PMAC’s Strategic Supply Chain Management Leadership Program (SSCMLP), which is the professional development component of the accreditation process leading to its professional designation, offers a graduate-level competency-based curriculum, balanced to deliver advanced supply chain management knowledge and high-level business skills. The curriculum of Ryerson’s technology-based MBA program with a specialization in supply chain management fulfills the learning outcomes of PMAC’s SSCMLP.
 
To learn more about this opportunity, contact Deborah Bourk, OIPMAC's Director of Accreditation and Public Affairs, at dbourk@ontarioinstitute.com or 416-977-7566, ext. 2146.
 

Coming Events

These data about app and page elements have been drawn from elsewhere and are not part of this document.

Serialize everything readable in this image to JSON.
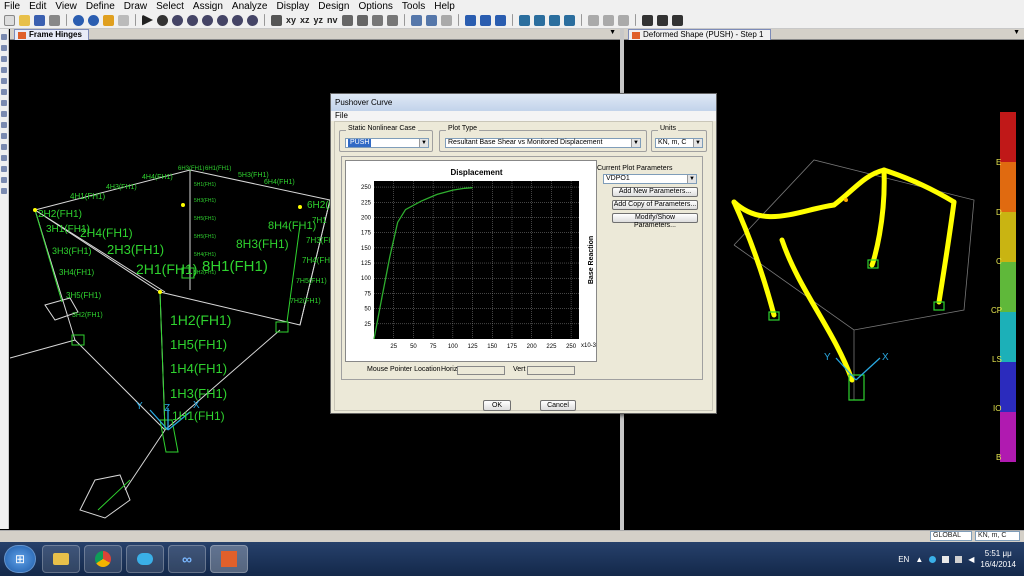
{
  "menu": [
    "File",
    "Edit",
    "View",
    "Define",
    "Draw",
    "Select",
    "Assign",
    "Analyze",
    "Display",
    "Design",
    "Options",
    "Tools",
    "Help"
  ],
  "toolbar": {
    "xy": "xy",
    "xz": "xz",
    "yz": "yz",
    "nv": "nv",
    "threed": "3-d"
  },
  "left_pane": {
    "tab_title": "Frame Hinges",
    "hinge_labels": [
      "6H3(FH1)",
      "6H1(FH1)",
      "5H3(FH1)",
      "6H4(FH1)",
      "4H4(FH1)",
      "4H3(FH1)",
      "4H1(FH1)",
      "5H1(FH1)",
      "5H3(FH1)",
      "5H5(FH1)",
      "5H5(FH1)",
      "5H4(FH1)",
      "5H2(FH1)",
      "2H2(FH1)",
      "3H1(FH1)",
      "2H4(FH1)",
      "3H3(FH1)",
      "2H3(FH1)",
      "2H1(FH1)",
      "3H4(FH1)",
      "3H5(FH1)",
      "3H2(FH1)",
      "8H3(FH1)",
      "8H1(FH1)",
      "8H4(FH1)",
      "6H2(FH1)",
      "7H1",
      "7H3(FH1)",
      "7H4(FH1)",
      "7H5(FH1)",
      "7H2(FH1)",
      "1H2(FH1)",
      "1H5(FH1)",
      "1H4(FH1)",
      "1H3(FH1)",
      "1H1(FH1)"
    ],
    "axis": {
      "y": "Y",
      "z": "Z",
      "x": "X"
    }
  },
  "right_pane": {
    "tab_title": "Deformed Shape (PUSH) - Step 1",
    "axis": {
      "y": "Y",
      "x": "X"
    },
    "legend": [
      {
        "label": "E",
        "color": "#c01818"
      },
      {
        "label": "D",
        "color": "#e06a10"
      },
      {
        "label": "C",
        "color": "#c9b412"
      },
      {
        "label": "CP",
        "color": "#5fb83a"
      },
      {
        "label": "LS",
        "color": "#1cb0b8"
      },
      {
        "label": "IO",
        "color": "#2b2bbd"
      },
      {
        "label": "B",
        "color": "#b01ab0"
      }
    ]
  },
  "dialog": {
    "title": "Pushover Curve",
    "menu_file": "File",
    "static_case_label": "Static Nonlinear Case",
    "static_case_value": "PUSH",
    "plot_type_label": "Plot Type",
    "plot_type_value": "Resultant Base Shear vs Monitored Displacement",
    "units_label": "Units",
    "units_value": "KN, m, C",
    "current_params_label": "Current Plot Parameters",
    "current_params_value": "VDPO1",
    "btn_add_new": "Add New Parameters...",
    "btn_add_copy": "Add Copy of Parameters...",
    "btn_modify": "Modify/Show Parameters...",
    "mouse_pointer_label": "Mouse Pointer Location",
    "horiz_label": "Horiz",
    "vert_label": "Vert",
    "ok": "OK",
    "cancel": "Cancel"
  },
  "status": {
    "coord_system": "GLOBAL",
    "units": "KN, m, C"
  },
  "tray": {
    "lang": "EN",
    "time": "5:51 μμ",
    "date": "16/4/2014"
  },
  "colors": {
    "hinge_green": "#2fd32f",
    "deformed_yellow": "#ffff00",
    "curve_green": "#2fae2f"
  },
  "chart_data": {
    "type": "line",
    "title": "Displacement",
    "xlabel": "",
    "ylabel": "Base Reaction",
    "x_multiplier_label": "x10-3",
    "xlim": [
      0,
      260
    ],
    "ylim": [
      0,
      260
    ],
    "xticks": [
      25,
      50,
      75,
      100,
      125,
      150,
      175,
      200,
      225,
      250
    ],
    "yticks": [
      25,
      50,
      75,
      100,
      125,
      150,
      175,
      200,
      225,
      250
    ],
    "grid": true,
    "series": [
      {
        "x": [
          0,
          10,
          20,
          30,
          40,
          60,
          80,
          100,
          115,
          125
        ],
        "y": [
          0,
          68,
          135,
          192,
          213,
          227,
          238,
          245,
          248,
          249
        ]
      }
    ]
  }
}
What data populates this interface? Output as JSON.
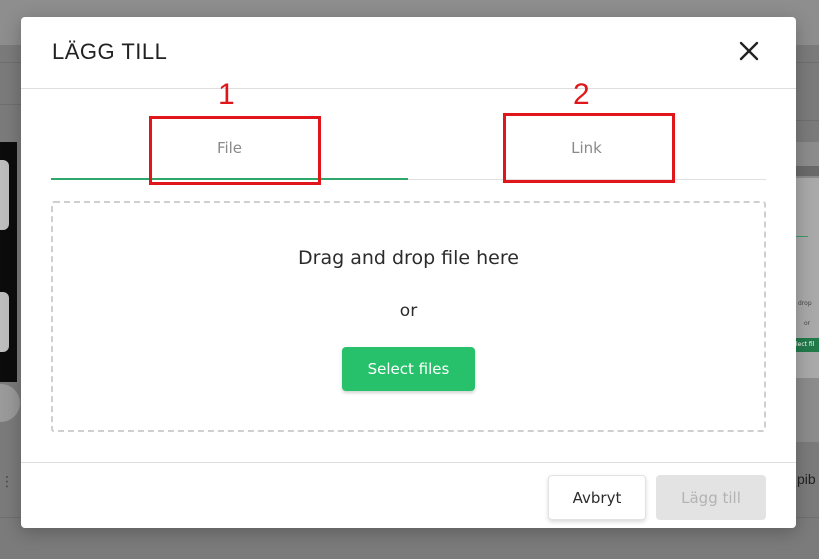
{
  "modal": {
    "title": "LÄGG TILL",
    "close_icon": "close-icon"
  },
  "tabs": [
    {
      "label": "File",
      "active": true
    },
    {
      "label": "Link",
      "active": false
    }
  ],
  "annotations": [
    {
      "number": "1"
    },
    {
      "number": "2"
    }
  ],
  "dropzone": {
    "text": "Drag and drop file here",
    "or": "or",
    "button_label": "Select files"
  },
  "footer": {
    "cancel_label": "Avbryt",
    "add_label": "Lägg till"
  },
  "background": {
    "right_panel": {
      "drop_text": "drop",
      "or_text": "or",
      "btn_text": "lect fil"
    },
    "right_text": "pib",
    "left_text": "⋮"
  },
  "colors": {
    "accent": "#27c16b",
    "tab_underline": "#2ea86a",
    "annotation": "#e1161b",
    "disabled_bg": "#e3e3e3"
  }
}
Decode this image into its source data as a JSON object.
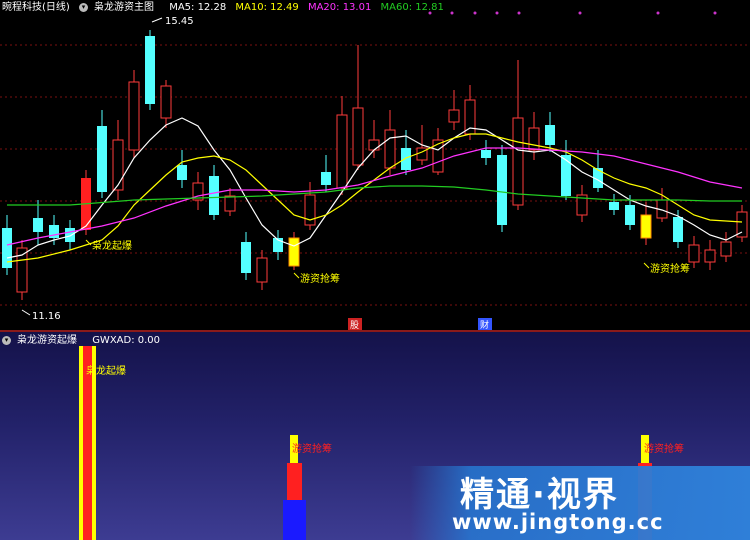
{
  "header": {
    "stock": "晼程科技(日线)",
    "indicator": "枭龙游资主图",
    "ma": [
      {
        "label": "MA5: 12.28",
        "color": "#ffffff"
      },
      {
        "label": "MA10: 12.49",
        "color": "#ffff00"
      },
      {
        "label": "MA20: 13.01",
        "color": "#ff33ff"
      },
      {
        "label": "MA60: 12.81",
        "color": "#22cc22"
      }
    ]
  },
  "main": {
    "high_label": "15.45",
    "low_label": "11.16",
    "markers": {
      "m1": "枭龙起爆",
      "m2": "游资抢筹",
      "m3": "游资抢筹"
    },
    "tags": {
      "t1": "股",
      "t2": "财"
    }
  },
  "sub": {
    "title": "枭龙游资起爆",
    "value": "GWXAD: 0.00",
    "bar_labels": {
      "b1": "枭龙起爆",
      "b2": "游资抢筹",
      "b3": "游资抢筹"
    }
  },
  "watermark": {
    "line1": "精通·视界",
    "line2": "www.jingtong.cc"
  },
  "colors": {
    "up": "#ff3b3b",
    "down": "#54ffff",
    "ma5": "#ffffff",
    "ma10": "#ffff00",
    "ma20": "#ff33ff",
    "ma60": "#22cc22"
  }
}
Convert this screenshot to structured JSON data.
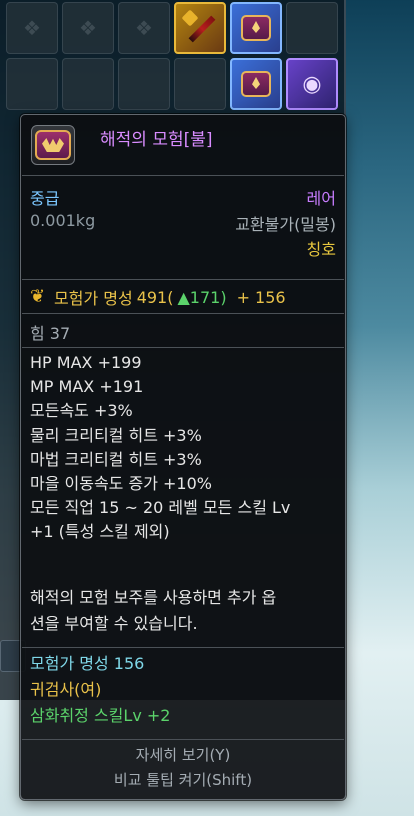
{
  "inventory": {
    "icons": [
      "decor-shape-icon",
      "sword-icon",
      "emblem-icon",
      "emblem-icon",
      "orb-icon"
    ]
  },
  "tooltip": {
    "item_name": "해적의 모험[불]",
    "grade": "중급",
    "rarity": "레어",
    "weight": "0.001kg",
    "trade": "교환불가(밀봉)",
    "kind": "칭호",
    "fame": {
      "label": "모험가 명성",
      "value": "491(",
      "arrow": "▲171)",
      "bonus": "+ 156"
    },
    "strength": "힘 37",
    "stats": [
      "HP MAX +199",
      "MP MAX +191",
      "모든속도 +3%",
      "물리 크리티컬 히트 +3%",
      "마법 크리티컬 히트 +3%",
      "마을 이동속도 증가 +10%",
      "모든 직업 15 ~ 20 레벨 모든 스킬 Lv",
      "+1 (특성 스킬 제외)"
    ],
    "description": [
      "해적의 모험 보주를 사용하면 추가 옵",
      "션을 부여할 수 있습니다."
    ],
    "set": {
      "fame": "모험가 명성 156",
      "class": "귀검사(여)",
      "skill": "삼화취정 스킬Lv +2"
    },
    "footer": {
      "details": "자세히 보기(Y)",
      "compare": "비교 툴팁 켜기(Shift)"
    }
  }
}
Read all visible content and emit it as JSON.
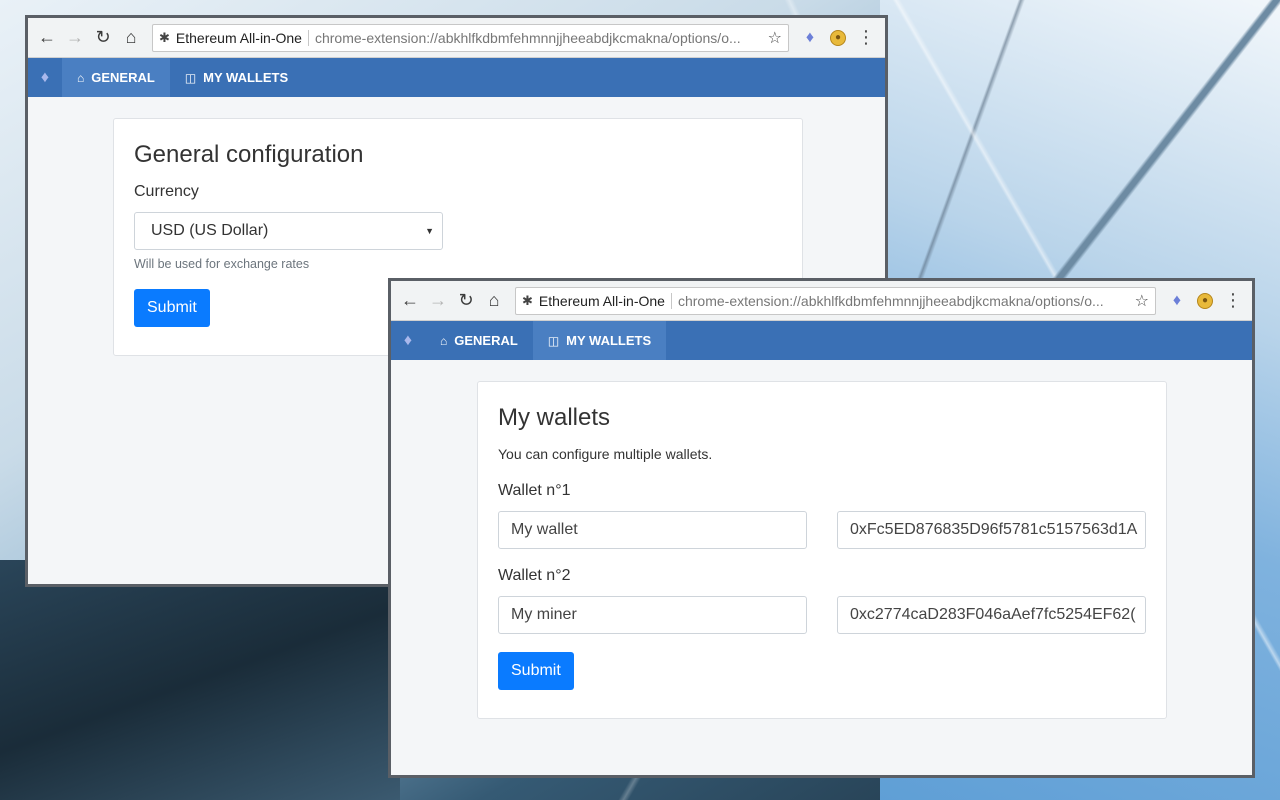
{
  "browser": {
    "tab_title": "Ethereum All-in-One",
    "url": "chrome-extension://abkhlfkdbmfehmnnjjheeabdjkcmakna/options/o..."
  },
  "icons": {
    "back": "arrow-left-icon",
    "forward": "arrow-right-icon",
    "reload": "reload-icon",
    "home": "home-icon",
    "star": "star-icon",
    "extension": "puzzle-icon",
    "ethereum": "ethereum-icon",
    "coin": "coin-icon",
    "menu": "kebab-menu-icon",
    "wallet": "money-icon"
  },
  "colors": {
    "nav_bar": "#3a70b5",
    "nav_active": "#4a7fc2",
    "primary_button": "#0a7bff"
  },
  "nav": {
    "general_label": "GENERAL",
    "wallets_label": "MY WALLETS"
  },
  "general": {
    "title": "General configuration",
    "currency_label": "Currency",
    "currency_value": "USD (US Dollar)",
    "currency_help": "Will be used for exchange rates",
    "submit_label": "Submit"
  },
  "wallets": {
    "title": "My wallets",
    "intro": "You can configure multiple wallets.",
    "items": [
      {
        "label": "Wallet n°1",
        "name": "My wallet",
        "address": "0xFc5ED876835D96f5781c5157563d1A"
      },
      {
        "label": "Wallet n°2",
        "name": "My miner",
        "address": "0xc2774caD283F046aAef7fc5254EF62("
      }
    ],
    "submit_label": "Submit"
  }
}
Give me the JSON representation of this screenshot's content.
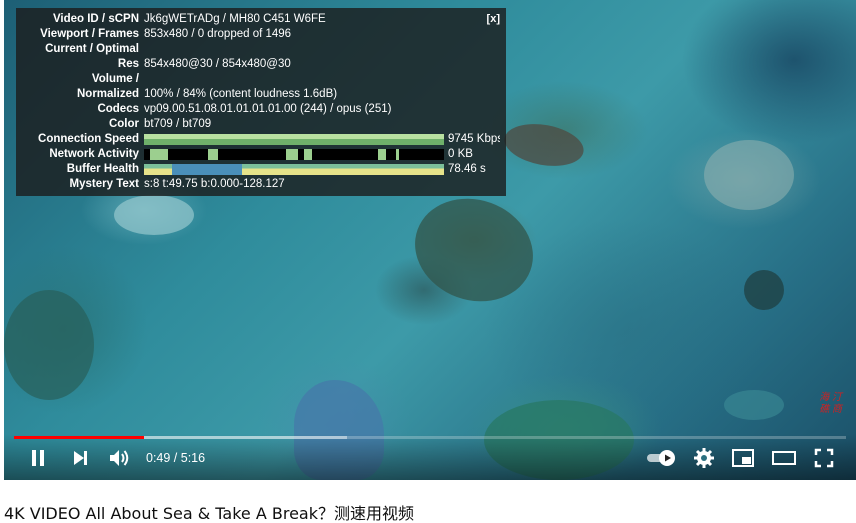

Council of Supply Chain Management Professionals, A Blueprint for Supply Chain Visibility, August 5, Webinar
 
 

National Institute of Governmental Purchasing Inc., NIGP Forum 2009, August 22 to 26, St. Louis, Miss.
 
WTG Webinars, Supply Chain – It's Risky Business!, September 3, Webinar
 
Supply Chain & Logistics Association Canada – Quebec (CAL Québec), Golf Tournament to Benefit Fondation En Cœur, September 10, Ste-Anne-des-Plaines, Que.
 
HK Systems, 2009 Material Handling & Logistics Conference: Supply Chain Forward, September 13 to 16, Park City, Utah
 
B.C. Institute of PMAC, 17th  Annual Workshop: Triple Bottom Line - "People, Planet, Profit," September 16 to 18, Nanaimo, B.C.
 
Canadian Supply Chain Sector Council, Focus Group Meeting: Material Handler Skills Upgrading, September 17, Calgary, Alta.
 
Canadian Supply Chain Sector Council, Focus Group Meeting: Material Handler Skills Upgrading, September 18, Vancouver, B.C.
 
Council of Supply Chain Management Professionals, Annual Global Conference 2009: Global Supply Chain – Chicago Style, September 20 to 23, Chicago, Illinois
 
International Federation of Freight Forwarders Associations (FIATA), 2009 World Congress, September 21 to 25, Geneva, Switzerland
 
The Journal of Commerce, 4th Annual Canada Maritime Conference, September 23 and 24, Vancouver, B.C.
 
APICS – The Association for Operations Management, 2009 International Conference & Expo, October 4 to 6, Toronto, Ont.
 
The Journal of Commerce, East Coast Maritime Conference, October 5 and 6, Jersey City, New Jersey
 
The Journal of Commerce, 20th Annual Breakbulk Transportation Conference & Exhibition, October 13 to 15, New Orleans, Louisiana
 
Ontario Institute of PMAC, Supply Chain... Capital Decisions, October 23 and 24, Ottawa, Ont.
 
Purchasing Management Association of Canada and McMaster eBusiness Research Centre of the DeGroote School of Business, Seventh Annual International Symposium on Supply Chain Management: Managing Global Supply Chain Networks in Uncertain Times, October 28 to 30, Toronto, Ont.

Canadian Public Procurement Council, Forum and Products Expo, October 31 to November 4, Victoria, B.C.
 
CITT, Reposition 2009, November 4 to 6, Niagara-on-the-Lake, Ont.
 
Conference Board of Canada, Workplace Diversity and Inclusiveness 2009, December 2 and 3, Toronto, Ont.
 
Always up to date in our online event listing!

©2018 Canadian Supply Chain Sector Council
©2018 Conseil canadien sectoriel de la chaîne d'approvisionnement
www.supplychaincanada.org